TASK ITEM:
Retype the entries in full.

Page and application data records:
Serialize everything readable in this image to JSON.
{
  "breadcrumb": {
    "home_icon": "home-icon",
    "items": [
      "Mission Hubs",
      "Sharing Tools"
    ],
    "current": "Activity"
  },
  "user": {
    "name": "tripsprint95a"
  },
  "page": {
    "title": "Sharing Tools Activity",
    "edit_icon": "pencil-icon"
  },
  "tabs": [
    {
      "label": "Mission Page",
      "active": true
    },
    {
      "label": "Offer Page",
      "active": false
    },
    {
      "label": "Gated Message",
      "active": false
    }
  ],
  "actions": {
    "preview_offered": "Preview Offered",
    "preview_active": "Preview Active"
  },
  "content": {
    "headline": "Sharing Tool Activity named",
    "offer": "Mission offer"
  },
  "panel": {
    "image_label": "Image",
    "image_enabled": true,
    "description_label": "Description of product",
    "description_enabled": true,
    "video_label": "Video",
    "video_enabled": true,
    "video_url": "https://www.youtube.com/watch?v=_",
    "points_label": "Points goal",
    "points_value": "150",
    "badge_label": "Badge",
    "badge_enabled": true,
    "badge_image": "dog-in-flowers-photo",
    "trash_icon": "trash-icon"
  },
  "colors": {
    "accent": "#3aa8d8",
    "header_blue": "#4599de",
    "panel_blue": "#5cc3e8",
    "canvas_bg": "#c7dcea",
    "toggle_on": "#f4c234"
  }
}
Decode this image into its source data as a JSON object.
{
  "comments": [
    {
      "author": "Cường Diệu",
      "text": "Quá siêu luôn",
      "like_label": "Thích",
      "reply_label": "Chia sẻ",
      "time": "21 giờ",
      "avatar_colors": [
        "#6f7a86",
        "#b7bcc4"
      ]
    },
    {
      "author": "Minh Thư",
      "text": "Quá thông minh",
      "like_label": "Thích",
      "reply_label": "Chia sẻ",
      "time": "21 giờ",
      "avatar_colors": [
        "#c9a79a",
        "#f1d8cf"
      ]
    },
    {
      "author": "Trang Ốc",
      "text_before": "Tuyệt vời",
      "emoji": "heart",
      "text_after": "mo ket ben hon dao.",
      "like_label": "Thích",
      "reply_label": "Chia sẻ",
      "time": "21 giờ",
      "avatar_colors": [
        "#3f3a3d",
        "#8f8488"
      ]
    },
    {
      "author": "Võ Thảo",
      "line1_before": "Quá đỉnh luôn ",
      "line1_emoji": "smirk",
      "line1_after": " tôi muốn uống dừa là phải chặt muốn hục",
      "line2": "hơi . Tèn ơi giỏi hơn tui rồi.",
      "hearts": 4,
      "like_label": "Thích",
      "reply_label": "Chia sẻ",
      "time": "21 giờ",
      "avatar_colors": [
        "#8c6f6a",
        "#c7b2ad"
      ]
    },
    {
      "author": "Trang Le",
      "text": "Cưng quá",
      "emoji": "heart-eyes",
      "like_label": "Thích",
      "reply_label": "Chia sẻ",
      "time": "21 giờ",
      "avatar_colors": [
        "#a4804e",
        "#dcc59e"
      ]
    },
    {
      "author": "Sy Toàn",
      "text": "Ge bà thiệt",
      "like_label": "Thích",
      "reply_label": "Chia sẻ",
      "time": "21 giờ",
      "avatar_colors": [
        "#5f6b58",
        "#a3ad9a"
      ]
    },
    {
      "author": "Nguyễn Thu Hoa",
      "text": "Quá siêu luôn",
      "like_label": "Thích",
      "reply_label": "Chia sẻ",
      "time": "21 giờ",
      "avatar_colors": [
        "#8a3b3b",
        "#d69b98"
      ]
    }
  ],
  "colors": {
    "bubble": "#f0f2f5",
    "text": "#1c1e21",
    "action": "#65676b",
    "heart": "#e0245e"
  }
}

THE ANSWER:
Serialize everything readable in this image to JSON.
{
  "breadcrumb": {
    "home_icon": "home-icon",
    "items": [
      "Mission Hubs",
      "Sharing Tools"
    ],
    "current": "Activity"
  },
  "user": {
    "name": "tripsprint95a"
  },
  "page": {
    "title": "Sharing Tools Activity",
    "edit_icon": "pencil-icon"
  },
  "tabs": [
    {
      "label": "Mission Page",
      "active": true
    },
    {
      "label": "Offer Page",
      "active": false
    },
    {
      "label": "Gated Message",
      "active": false
    }
  ],
  "actions": {
    "preview_offered": "Preview Offered",
    "preview_active": "Preview Active"
  },
  "content": {
    "headline": "Sharing Tool Activity named",
    "offer": "Mission offer"
  },
  "panel": {
    "image_label": "Image",
    "image_enabled": true,
    "description_label": "Description of product",
    "description_enabled": true,
    "video_label": "Video",
    "video_enabled": true,
    "video_url": "https://www.youtube.com/watch?v=_",
    "points_label": "Points goal",
    "points_value": "150",
    "badge_label": "Badge",
    "badge_enabled": true,
    "badge_image": "dog-in-flowers-photo",
    "trash_icon": "trash-icon"
  },
  "colors": {
    "accent": "#3aa8d8",
    "header_blue": "#4599de",
    "panel_blue": "#5cc3e8",
    "canvas_bg": "#c7dcea",
    "toggle_on": "#f4c234"
  }
}
Decode this image into its source data as a JSON object.
{
  "comments": [
    {
      "author": "Cường Diệu",
      "text": "Quá siêu luôn",
      "like_label": "Thích",
      "reply_label": "Chia sẻ",
      "time": "21 giờ",
      "avatar_colors": [
        "#6f7a86",
        "#b7bcc4"
      ]
    },
    {
      "author": "Minh Thư",
      "text": "Quá thông minh",
      "like_label": "Thích",
      "reply_label": "Chia sẻ",
      "time": "21 giờ",
      "avatar_colors": [
        "#c9a79a",
        "#f1d8cf"
      ]
    },
    {
      "author": "Trang Ốc",
      "text_before": "Tuyệt vời",
      "emoji": "heart",
      "text_after": "mo ket ben hon dao.",
      "like_label": "Thích",
      "reply_label": "Chia sẻ",
      "time": "21 giờ",
      "avatar_colors": [
        "#3f3a3d",
        "#8f8488"
      ]
    },
    {
      "author": "Võ Thảo",
      "line1_before": "Quá đỉnh luôn ",
      "line1_emoji": "smirk",
      "line1_after": " tôi muốn uống dừa là phải chặt muốn hục",
      "line2": "hơi . Tèn ơi giỏi hơn tui rồi.",
      "hearts": 4,
      "like_label": "Thích",
      "reply_label": "Chia sẻ",
      "time": "21 giờ",
      "avatar_colors": [
        "#8c6f6a",
        "#c7b2ad"
      ]
    },
    {
      "author": "Trang Le",
      "text": "Cưng quá",
      "emoji": "heart-eyes",
      "like_label": "Thích",
      "reply_label": "Chia sẻ",
      "time": "21 giờ",
      "avatar_colors": [
        "#a4804e",
        "#dcc59e"
      ]
    },
    {
      "author": "Sy Toàn",
      "text": "Ge bà thiệt",
      "like_label": "Thích",
      "reply_label": "Chia sẻ",
      "time": "21 giờ",
      "avatar_colors": [
        "#5f6b58",
        "#a3ad9a"
      ]
    },
    {
      "author": "Nguyễn Thu Hoa",
      "text": "Quá siêu luôn",
      "like_label": "Thích",
      "reply_label": "Chia sẻ",
      "time": "21 giờ",
      "avatar_colors": [
        "#8a3b3b",
        "#d69b98"
      ]
    }
  ],
  "colors": {
    "bubble": "#f0f2f5",
    "text": "#1c1e21",
    "action": "#65676b",
    "heart": "#e0245e"
  }
}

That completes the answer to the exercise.